## Provided data:
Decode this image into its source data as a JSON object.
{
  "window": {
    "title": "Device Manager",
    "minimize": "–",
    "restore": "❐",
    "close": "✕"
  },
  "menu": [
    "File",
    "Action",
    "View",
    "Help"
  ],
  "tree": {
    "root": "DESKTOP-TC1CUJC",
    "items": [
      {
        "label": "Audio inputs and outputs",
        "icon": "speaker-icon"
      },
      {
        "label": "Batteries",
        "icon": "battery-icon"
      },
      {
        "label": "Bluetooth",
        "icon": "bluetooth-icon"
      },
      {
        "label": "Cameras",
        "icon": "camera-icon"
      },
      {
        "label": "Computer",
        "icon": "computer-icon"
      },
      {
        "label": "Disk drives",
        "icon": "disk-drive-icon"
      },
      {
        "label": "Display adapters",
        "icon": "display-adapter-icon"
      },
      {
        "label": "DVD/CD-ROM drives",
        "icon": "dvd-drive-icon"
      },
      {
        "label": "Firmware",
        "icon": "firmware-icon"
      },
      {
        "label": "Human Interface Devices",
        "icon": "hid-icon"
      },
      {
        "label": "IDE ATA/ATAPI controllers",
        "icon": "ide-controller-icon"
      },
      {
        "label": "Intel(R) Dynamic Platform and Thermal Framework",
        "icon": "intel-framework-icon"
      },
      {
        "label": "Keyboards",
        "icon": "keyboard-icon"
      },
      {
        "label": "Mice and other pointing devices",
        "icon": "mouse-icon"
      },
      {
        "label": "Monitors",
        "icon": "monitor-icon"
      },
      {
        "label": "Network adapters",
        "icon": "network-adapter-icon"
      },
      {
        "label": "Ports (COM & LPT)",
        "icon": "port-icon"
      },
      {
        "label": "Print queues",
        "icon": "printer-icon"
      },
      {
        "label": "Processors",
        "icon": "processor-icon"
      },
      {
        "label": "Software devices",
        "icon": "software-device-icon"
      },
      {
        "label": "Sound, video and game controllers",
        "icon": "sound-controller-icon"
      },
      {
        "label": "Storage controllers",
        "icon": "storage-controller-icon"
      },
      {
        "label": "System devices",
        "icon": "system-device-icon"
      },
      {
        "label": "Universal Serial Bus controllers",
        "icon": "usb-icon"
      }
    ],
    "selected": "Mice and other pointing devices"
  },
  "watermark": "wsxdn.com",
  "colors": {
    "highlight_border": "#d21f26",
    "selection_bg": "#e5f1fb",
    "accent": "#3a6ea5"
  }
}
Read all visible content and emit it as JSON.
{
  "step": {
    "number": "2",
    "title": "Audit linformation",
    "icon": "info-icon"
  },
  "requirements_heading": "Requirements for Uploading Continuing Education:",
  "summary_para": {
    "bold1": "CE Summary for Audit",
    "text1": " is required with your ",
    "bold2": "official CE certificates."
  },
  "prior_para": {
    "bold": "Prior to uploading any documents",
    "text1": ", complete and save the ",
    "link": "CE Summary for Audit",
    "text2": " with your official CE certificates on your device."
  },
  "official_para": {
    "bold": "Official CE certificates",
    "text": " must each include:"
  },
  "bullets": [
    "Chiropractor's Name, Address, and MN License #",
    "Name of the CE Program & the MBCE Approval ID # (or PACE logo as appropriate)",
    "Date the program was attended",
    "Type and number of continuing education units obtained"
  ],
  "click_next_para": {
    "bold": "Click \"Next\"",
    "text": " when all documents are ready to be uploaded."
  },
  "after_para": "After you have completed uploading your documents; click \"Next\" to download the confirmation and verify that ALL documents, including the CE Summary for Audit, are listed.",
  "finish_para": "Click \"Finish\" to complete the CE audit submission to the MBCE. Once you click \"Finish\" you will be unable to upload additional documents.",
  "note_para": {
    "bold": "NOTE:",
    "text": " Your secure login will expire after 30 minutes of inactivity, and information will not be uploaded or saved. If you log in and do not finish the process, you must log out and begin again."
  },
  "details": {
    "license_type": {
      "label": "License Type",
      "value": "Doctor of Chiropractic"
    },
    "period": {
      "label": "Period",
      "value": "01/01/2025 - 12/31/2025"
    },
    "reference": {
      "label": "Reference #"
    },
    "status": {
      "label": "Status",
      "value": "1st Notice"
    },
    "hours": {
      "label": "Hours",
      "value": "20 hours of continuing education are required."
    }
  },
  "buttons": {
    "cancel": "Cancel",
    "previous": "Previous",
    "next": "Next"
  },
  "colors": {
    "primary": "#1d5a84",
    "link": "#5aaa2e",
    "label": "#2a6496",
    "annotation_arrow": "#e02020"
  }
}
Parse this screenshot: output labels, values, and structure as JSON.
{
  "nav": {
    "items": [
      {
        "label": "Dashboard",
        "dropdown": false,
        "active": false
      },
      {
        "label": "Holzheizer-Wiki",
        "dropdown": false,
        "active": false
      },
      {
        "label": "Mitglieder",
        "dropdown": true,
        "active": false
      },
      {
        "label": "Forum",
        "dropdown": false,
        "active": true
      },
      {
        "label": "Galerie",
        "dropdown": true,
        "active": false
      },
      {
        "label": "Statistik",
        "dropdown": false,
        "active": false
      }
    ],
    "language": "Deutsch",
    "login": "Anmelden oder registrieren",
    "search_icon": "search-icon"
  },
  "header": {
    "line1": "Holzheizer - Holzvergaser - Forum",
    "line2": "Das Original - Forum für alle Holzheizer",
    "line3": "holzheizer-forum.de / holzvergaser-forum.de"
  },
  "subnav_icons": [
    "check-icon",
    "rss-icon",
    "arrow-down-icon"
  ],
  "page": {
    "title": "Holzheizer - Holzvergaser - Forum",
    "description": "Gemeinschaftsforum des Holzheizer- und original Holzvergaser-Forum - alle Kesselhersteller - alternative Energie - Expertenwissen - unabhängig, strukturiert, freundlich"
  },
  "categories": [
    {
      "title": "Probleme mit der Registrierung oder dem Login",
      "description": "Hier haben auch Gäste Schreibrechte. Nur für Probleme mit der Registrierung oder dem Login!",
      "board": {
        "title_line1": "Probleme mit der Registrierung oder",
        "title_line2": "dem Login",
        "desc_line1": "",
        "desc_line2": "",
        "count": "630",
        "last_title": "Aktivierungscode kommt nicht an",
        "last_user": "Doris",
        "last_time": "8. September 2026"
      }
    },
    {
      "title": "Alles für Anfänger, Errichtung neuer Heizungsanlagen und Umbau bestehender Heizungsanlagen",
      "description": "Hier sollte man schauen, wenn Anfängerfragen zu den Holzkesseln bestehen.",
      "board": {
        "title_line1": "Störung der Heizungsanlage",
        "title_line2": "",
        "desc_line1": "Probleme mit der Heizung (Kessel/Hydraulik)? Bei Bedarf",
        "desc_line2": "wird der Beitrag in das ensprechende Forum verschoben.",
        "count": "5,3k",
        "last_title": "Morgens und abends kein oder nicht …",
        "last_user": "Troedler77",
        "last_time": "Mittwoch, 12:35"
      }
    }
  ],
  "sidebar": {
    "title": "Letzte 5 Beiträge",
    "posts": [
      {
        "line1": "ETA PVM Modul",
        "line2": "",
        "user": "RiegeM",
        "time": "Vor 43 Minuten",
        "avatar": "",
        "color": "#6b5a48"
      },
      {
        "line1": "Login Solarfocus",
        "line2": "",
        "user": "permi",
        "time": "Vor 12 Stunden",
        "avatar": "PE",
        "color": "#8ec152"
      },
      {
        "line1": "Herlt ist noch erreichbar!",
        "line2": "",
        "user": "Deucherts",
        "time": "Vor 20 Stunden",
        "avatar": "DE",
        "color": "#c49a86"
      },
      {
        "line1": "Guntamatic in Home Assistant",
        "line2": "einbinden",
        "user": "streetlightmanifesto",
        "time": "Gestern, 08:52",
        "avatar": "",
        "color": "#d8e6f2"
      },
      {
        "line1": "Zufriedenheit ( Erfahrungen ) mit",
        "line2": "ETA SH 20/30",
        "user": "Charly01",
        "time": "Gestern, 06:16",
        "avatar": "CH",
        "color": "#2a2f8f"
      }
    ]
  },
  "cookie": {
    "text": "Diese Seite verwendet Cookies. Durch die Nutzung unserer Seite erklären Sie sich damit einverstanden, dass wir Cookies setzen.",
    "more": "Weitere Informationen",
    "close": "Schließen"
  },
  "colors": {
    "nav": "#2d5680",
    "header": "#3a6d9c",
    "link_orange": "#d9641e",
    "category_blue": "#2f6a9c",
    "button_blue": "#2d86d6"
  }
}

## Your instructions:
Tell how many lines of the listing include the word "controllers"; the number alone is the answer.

## Written solution:
4